From Churchill I get my favorite question: "Why not?" Why not pass the Standards, why not build The Commons. Always ask, "Why not?" Along with asking why not, it is important to have ideas, run with them, and see where they take you. Gen. Douglas MacArthur taught us the concept of "island hopping", simply skip the strongly held islands. MacArthur could change battlefield tactics on a dime, and he often landed right behind his troops. It's important to lead, if you are going to command and be seen doing so. His end in Korea came from arrogance, thus one can learn that humility is important when leading and working with others.

Who doesn't like Ike? Ike was the master team builder, the facilitator, the soother of bent egos.
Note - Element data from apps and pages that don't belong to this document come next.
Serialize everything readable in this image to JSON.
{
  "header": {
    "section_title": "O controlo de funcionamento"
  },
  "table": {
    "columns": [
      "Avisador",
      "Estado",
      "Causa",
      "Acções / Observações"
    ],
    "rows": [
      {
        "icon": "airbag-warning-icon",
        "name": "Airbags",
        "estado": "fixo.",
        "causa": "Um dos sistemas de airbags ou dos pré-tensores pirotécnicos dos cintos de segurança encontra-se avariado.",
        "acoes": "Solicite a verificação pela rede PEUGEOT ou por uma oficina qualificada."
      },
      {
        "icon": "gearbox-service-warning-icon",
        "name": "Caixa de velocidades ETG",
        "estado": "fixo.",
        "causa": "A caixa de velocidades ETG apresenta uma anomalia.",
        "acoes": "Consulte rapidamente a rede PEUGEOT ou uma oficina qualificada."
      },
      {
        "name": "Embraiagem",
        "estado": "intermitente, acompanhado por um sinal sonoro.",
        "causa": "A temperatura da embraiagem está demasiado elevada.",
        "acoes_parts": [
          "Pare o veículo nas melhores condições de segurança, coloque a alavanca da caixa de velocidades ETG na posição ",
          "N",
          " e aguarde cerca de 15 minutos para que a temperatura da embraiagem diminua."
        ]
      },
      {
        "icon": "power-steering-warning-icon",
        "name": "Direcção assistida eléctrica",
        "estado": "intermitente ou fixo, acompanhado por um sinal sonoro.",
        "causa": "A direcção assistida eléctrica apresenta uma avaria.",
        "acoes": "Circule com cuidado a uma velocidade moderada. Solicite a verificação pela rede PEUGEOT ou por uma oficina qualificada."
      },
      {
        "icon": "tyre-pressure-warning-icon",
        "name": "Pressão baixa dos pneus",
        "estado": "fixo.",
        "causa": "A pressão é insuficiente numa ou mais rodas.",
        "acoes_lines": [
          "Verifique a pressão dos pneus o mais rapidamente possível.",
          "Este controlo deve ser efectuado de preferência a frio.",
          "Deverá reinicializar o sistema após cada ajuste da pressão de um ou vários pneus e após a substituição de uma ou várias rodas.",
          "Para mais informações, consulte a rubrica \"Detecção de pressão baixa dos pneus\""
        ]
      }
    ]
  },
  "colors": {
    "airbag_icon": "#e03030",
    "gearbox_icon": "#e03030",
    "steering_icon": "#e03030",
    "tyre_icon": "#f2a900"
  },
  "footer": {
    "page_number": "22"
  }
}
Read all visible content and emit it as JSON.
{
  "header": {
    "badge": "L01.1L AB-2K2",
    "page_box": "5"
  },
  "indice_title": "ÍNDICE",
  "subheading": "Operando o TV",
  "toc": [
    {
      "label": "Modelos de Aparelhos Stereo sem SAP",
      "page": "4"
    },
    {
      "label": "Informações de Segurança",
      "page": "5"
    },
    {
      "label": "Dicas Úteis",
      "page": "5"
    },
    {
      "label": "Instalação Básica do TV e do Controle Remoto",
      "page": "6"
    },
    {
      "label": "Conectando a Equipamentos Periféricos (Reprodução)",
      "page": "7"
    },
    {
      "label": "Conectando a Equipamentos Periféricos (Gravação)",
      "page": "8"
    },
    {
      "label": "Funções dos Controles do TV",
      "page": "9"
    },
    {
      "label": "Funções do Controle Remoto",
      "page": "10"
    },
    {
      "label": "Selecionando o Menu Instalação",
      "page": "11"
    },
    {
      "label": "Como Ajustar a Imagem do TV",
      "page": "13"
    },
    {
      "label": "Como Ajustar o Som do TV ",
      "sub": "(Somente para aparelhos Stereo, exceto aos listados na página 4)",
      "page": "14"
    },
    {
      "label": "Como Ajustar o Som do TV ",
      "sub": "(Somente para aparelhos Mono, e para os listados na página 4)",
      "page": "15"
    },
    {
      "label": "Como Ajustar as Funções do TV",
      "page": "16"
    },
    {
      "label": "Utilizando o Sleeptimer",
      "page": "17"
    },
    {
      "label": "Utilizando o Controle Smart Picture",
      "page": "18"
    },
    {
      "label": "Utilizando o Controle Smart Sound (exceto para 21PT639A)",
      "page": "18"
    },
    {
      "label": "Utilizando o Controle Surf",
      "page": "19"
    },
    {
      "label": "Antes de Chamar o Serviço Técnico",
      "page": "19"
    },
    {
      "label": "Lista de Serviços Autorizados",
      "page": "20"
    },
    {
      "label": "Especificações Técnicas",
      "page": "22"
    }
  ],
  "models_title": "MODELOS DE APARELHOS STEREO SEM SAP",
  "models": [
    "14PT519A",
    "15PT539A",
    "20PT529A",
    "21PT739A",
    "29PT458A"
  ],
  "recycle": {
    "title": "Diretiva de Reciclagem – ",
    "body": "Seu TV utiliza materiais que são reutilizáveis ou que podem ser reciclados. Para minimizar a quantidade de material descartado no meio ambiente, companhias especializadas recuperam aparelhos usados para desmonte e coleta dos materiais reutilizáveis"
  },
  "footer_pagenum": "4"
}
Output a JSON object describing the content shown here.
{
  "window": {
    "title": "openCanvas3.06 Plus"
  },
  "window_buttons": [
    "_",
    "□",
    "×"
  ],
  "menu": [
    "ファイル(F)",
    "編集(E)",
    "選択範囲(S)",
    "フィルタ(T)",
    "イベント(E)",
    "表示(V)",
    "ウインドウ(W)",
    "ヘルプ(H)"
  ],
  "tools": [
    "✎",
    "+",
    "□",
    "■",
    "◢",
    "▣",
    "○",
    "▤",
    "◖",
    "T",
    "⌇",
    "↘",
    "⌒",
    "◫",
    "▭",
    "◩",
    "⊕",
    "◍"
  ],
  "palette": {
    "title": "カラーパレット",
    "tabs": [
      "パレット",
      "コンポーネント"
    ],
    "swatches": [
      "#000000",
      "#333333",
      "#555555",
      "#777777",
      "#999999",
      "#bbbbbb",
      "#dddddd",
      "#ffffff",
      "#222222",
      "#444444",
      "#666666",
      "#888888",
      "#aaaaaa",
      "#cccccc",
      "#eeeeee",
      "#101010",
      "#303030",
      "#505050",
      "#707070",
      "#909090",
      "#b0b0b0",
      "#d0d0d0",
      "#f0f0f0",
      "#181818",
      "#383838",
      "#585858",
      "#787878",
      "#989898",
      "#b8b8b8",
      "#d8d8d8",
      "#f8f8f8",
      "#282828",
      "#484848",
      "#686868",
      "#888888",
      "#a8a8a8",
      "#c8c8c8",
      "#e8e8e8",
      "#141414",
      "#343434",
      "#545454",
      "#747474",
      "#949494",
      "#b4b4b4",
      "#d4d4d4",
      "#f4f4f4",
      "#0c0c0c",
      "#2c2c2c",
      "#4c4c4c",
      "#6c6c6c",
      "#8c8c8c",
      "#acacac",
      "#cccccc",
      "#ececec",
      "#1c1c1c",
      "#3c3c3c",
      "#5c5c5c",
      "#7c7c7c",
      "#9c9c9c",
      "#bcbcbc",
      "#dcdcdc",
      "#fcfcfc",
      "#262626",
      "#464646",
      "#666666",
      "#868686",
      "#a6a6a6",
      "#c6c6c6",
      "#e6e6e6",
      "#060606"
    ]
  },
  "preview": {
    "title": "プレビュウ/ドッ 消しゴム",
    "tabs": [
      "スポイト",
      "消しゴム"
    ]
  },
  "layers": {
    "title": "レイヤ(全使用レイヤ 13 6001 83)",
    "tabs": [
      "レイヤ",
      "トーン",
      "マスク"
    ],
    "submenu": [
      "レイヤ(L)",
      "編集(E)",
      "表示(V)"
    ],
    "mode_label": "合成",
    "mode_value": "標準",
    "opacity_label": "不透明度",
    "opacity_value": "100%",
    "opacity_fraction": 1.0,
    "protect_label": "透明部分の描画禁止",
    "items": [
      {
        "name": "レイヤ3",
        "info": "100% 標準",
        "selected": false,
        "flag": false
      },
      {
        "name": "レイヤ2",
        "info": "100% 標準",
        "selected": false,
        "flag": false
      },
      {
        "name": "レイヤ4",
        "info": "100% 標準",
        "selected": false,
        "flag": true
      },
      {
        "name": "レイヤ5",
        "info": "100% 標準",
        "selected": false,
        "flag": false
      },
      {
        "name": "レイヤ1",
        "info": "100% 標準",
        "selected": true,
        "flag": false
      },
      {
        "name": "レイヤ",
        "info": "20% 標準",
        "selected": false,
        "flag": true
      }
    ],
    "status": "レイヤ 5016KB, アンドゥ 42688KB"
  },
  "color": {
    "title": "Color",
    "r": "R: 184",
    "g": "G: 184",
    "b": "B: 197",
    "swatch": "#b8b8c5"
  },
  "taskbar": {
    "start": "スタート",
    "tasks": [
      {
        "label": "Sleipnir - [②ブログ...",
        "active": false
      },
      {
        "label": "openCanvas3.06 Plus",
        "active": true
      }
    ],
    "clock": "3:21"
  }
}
He was also one of our greatest presidents after Teddy Roosevelt and FDR in the 20th century. Be a leader from the front, ask questions, have ideas, build a team, change tactics, keep your eye on the prize, and when the football is just lying there in the field, pick it up and run.

What books have you recently read for pleasure that you're telling others about?

I am currently reading "Marlborough: His Life and Times," by Sir Winston Churchill, and I always have a Stephen King novel at hand. John Churchill, also known as Lord Marlborough, fought for Great Britain in the War of the Spanish Succession, and had to form alliances, work with the Dutch, and the Habsburg Empire, in what could best be described as our true "first world war." He had to negotiate every battle with the Dutch, and Parliament. The patience of this man was legendary and can be learned from.

From Stephen King I have developed a greater sense of empathy. Yes, his books are filled with monsters, but also some of the most decent people ever created for fiction reside in those pages. "Insomnia" has a beautifully written character, Ralph Roberts, and in my treatment of others, I often find myself asking: "What would Ralph do?". You can learn as much from a well-written piece of fiction as you can a well-written history or biography and sometimes more.

What is next on your to-read list?

After watching the "Foundation" series on AppleTV, I bought all of Isaac Asimov's Foundation series. I do love some well-written science fiction. The "Master and Margarita," by Mikhail Bulgakov is sitting on my reading desk in the library too, as are biographies on U.S. Grant, Admiral Chester W. Nimitz, and Admiral William Halsey, Jr.